Embattled U.S. Rep. Blake Farenthold, R-Corpus Christi, will not appear on the 2018 primary ballot after a late push by the state Republican Party to keep him off.
The Texas GOP had until the end of Tuesday to send the names of all its primary candidates to the secretary of state, and the party left out Farenthold, according to the party. The decision came hours after a federal court hearing that cleared the way for his exclusion, though questions remain about potential legal challenges in the lead-up to the March 6 primary.
The drama began Thursday, when Farenthold, facing a series of sexual harassment allegations, announced that he was not seeking re-election in 2018. However, he had already filed for another term by the Dec. 11 deadline and missed the deadline the next day to withdraw. That seemed to cement his place in the primary, where he had drawn a half-dozen opponents.
But the Texas GOP sued the secretary of state Friday to keep Farenthold's name off the ballot, arguing the party should not be made to associate with a candidate who no longer wants to run. In the run-up to the lawsuit's filing, Farenthold had formally asked the party to remove him from the ballot, even though it was too late.
In a federal court hearing Tuesday morning in Austin, a lawyer for the state, Esteban Soto, emphasized that the secretary of state has no authority to force the party to turn over Farenthold's name as part of its list of all primary candidates. That argument led Texas GOP attorney Chris Gober to move to drop the lawsuit, which Soto did not oppose.
By Tuesday afternoon, the lawsuit had been dismissed. That opened an avenue for the party — in Gober's telling — "not to submit Blake Farenthold’s name and the secretary of state not to do anything about it."
Yet there could still be legal trouble ahead for the party due to its decision to omit a candidate who filed and did not withdraw by the deadline. That's against the law, Soto said in court, even as he made clear the secretary of state is powerless to stop it. Both sides acknowledged the party's decision could still draw legal scrutiny, perhaps from a candidate or voter in Texas' 27th Congressional District.
"It’s certainly a possibility," Gober told reporters, "but those are legal proceedings that would play out in time with presumably a plaintiff, a defendant and people with the ability to enforce that, whereas the secretary of state’s office has made the assertion they do not."

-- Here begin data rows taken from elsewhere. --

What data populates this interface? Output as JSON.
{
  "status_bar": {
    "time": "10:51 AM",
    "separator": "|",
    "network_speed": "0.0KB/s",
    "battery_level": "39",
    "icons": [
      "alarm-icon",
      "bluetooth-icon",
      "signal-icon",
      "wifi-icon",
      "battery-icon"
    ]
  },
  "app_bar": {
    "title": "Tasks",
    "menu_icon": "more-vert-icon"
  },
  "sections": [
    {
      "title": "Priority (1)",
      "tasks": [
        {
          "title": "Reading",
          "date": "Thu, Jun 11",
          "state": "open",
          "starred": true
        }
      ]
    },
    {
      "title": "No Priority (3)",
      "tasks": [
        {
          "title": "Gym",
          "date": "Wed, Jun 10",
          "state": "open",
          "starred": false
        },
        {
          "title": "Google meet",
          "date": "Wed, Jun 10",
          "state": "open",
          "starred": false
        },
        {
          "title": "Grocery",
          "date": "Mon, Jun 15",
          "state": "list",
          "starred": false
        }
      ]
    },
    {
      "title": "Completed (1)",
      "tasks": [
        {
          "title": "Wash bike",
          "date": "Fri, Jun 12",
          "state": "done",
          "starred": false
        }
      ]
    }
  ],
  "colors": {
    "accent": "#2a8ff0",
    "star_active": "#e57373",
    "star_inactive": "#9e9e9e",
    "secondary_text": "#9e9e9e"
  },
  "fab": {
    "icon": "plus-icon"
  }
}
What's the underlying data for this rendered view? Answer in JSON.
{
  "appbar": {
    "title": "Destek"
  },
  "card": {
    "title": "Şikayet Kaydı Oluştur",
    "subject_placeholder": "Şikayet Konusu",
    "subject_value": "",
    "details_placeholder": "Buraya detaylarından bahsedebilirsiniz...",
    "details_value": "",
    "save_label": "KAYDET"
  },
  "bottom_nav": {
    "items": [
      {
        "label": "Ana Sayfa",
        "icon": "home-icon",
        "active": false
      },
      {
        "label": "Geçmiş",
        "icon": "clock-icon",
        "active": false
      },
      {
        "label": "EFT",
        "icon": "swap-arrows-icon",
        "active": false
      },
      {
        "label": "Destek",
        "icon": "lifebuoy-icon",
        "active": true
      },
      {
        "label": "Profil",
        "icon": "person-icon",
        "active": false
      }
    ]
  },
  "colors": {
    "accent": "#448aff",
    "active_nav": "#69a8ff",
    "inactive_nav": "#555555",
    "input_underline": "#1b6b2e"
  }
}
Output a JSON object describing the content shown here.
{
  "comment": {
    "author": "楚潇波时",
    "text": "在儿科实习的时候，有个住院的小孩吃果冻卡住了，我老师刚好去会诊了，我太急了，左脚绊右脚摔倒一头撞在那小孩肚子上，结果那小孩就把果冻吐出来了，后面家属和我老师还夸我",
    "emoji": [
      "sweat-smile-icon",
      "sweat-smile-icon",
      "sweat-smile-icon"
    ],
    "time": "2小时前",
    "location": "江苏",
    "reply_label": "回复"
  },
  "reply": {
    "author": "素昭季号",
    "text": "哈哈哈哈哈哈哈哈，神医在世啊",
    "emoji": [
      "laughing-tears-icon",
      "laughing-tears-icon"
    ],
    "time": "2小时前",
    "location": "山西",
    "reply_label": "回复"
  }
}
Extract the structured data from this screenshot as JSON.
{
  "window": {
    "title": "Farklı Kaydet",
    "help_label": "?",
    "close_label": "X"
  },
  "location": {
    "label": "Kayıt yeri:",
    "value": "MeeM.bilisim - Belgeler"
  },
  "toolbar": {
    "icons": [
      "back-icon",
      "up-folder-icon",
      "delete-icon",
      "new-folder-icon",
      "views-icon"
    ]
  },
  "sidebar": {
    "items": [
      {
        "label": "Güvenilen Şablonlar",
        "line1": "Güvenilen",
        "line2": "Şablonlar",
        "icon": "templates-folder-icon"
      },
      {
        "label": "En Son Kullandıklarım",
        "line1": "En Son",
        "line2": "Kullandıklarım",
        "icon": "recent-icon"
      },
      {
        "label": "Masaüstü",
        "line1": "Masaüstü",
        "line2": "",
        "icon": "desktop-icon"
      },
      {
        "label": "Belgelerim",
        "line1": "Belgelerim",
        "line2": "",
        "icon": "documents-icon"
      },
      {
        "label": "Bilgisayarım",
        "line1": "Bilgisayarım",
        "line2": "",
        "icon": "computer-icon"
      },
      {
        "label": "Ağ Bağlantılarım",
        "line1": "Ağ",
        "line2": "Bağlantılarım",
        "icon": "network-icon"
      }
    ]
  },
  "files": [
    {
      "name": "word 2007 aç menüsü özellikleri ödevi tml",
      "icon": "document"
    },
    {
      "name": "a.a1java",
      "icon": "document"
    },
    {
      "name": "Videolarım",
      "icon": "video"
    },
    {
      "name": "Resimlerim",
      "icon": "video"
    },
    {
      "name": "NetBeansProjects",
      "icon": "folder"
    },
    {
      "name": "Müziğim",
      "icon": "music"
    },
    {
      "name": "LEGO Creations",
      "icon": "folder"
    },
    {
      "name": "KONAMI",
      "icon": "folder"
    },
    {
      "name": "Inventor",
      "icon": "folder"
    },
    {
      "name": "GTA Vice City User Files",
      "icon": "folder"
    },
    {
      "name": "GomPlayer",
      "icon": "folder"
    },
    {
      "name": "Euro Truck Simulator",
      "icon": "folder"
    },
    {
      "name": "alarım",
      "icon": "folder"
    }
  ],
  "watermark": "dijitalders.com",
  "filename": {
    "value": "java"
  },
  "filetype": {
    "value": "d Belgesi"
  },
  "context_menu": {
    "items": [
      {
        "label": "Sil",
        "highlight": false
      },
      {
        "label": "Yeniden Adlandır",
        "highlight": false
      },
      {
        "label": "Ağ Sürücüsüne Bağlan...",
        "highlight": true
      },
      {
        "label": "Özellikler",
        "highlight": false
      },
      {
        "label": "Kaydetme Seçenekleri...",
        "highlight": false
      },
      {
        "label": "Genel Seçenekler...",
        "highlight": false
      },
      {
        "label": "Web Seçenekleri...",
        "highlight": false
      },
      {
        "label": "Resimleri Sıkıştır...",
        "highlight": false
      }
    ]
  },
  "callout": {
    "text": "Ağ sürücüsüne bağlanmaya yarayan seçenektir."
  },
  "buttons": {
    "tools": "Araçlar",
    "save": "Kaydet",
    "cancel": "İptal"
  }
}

The primary race to replace Farenthold has been underway for weeks. A half dozen Republicans filed for the seat, including Bech Bruun, the former chairman of the Texas Water Development Board, and Michael Cloud, a member of the State Republican Executive Committee.